Task instructions:
When the string "Road" appears in a line of the records, show the whole line.

(Dataset rows describing interfaces)
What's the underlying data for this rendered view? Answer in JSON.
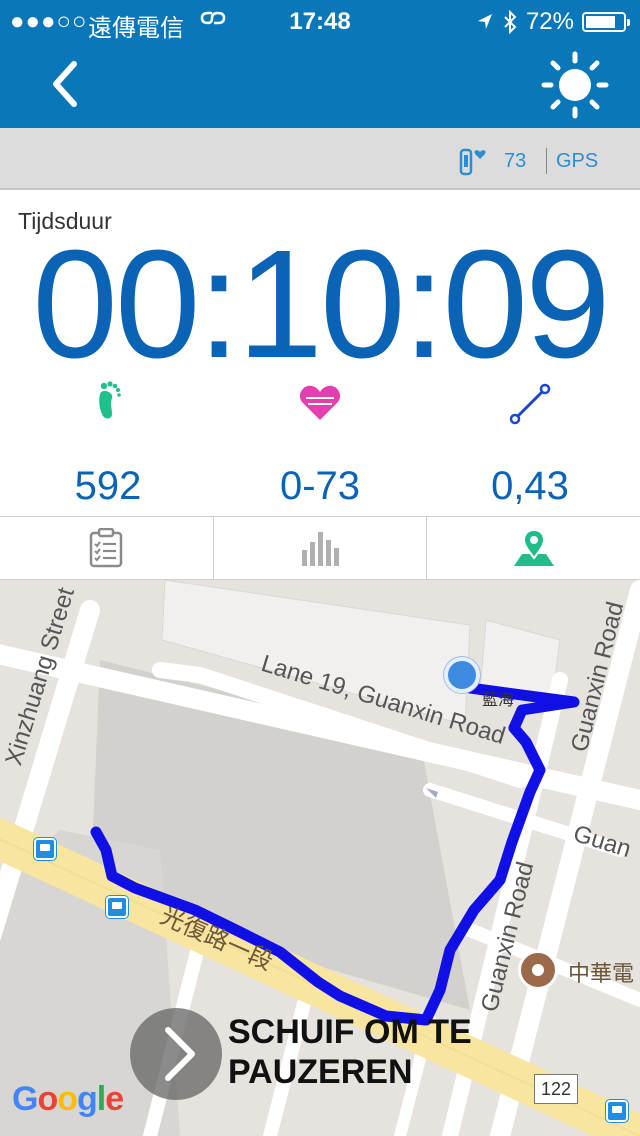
{
  "status_bar": {
    "signal": "●●●○○",
    "carrier": "遠傳電信",
    "time": "17:48",
    "battery": "72%",
    "battery_level": 0.72
  },
  "nav": {
    "back_icon": "chevron-left-icon",
    "brightness_icon": "sun-icon"
  },
  "device_bar": {
    "heart_rate": "73",
    "gps": "GPS"
  },
  "workout": {
    "duration_label": "Tijdsduur",
    "duration": "00:10:09",
    "steps": "592",
    "heart_range": "0-73",
    "distance": "0,43"
  },
  "tabs": [
    {
      "icon": "clipboard-checklist-icon",
      "active": false
    },
    {
      "icon": "bar-chart-icon",
      "active": false
    },
    {
      "icon": "map-pin-icon",
      "active": true
    }
  ],
  "map": {
    "labels": {
      "xinzhuang": "Xinzhuang Street",
      "lane19": "Lane 19, Guanxin Road",
      "guanxin_top": "Guanxin Road",
      "guanxin_mid": "Guan",
      "guanxin_road": "Guanxin Road",
      "guangfu": "光復路一段",
      "lanhai": "藍海",
      "zhonghua": "中華電"
    },
    "route_number": "122",
    "slide_text": "SCHUIF OM TE PAUZEREN",
    "google": [
      "G",
      "o",
      "o",
      "g",
      "l",
      "e"
    ]
  },
  "colors": {
    "header": "#0a77b8",
    "timer": "#0b63b6",
    "steps_icon": "#1fc08e",
    "heart_icon": "#e33fae",
    "distance_icon": "#1947d4",
    "route": "#0f0fe6",
    "active_tab": "#1fbc8c"
  }
}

Exercise result:
      "lane19": "Lane 19, Guanxin Road",
      "guanxin_top": "Guanxin Road",
      "guanxin_road": "Guanxin Road",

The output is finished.